Citation: Arbabi-Ghahroudi M (2017) Camelid Single-Domain Antibodies: Historical Perspective and Future Outlook. Front. Immunol. 8:1589. doi: 10.3389/fimmu.2017.01589
Received: 29 September 2017; Accepted: 03 November 2017;
Published: 20 November 2017
Edited by:Marc H. V. Van Regenmortel, Centre national de la recherche scientifique (CNRS), France
Reviewed by:Serge Muyldermans, Vrije Universiteit Brussel, Belgium
Etienne Weiss, Ecole Supérieure de Biotechnologie de Strasbourg, France
Copyright: © 2017 Arbabi-Ghahroudi. This is an open-access article distributed under the terms of the Creative Commons Attribution License (CC BY). The use, distribution or reproduction in other forums is permitted, provided the original author(s) or licensor are credited and that the original publication in this journal is cited, in accordance with accepted academic practice. No use, distribution or reproduction is permitted which does not comply with these terms.

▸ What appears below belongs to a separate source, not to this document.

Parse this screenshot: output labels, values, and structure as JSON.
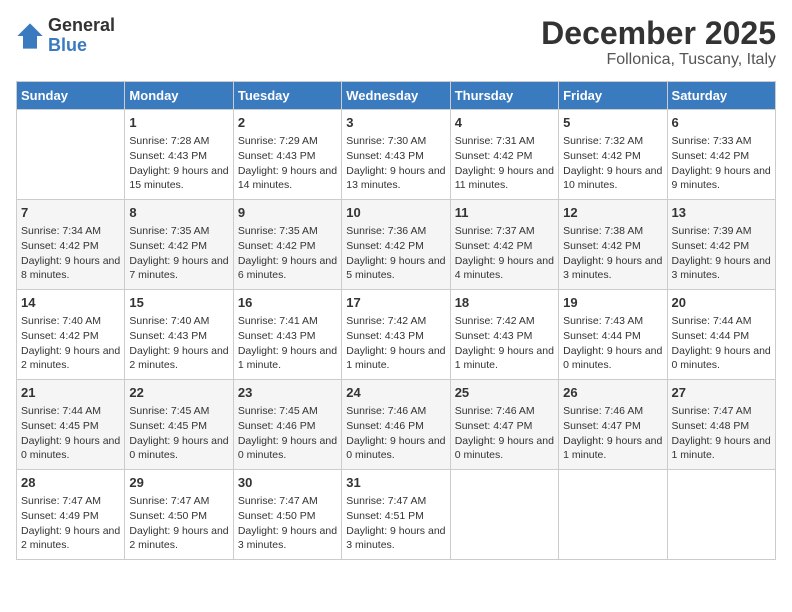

*Correspondence: Mehdi Arbabi-Ghahroudi, firstname.lastname@example.org
This is NRC publication number: 53362.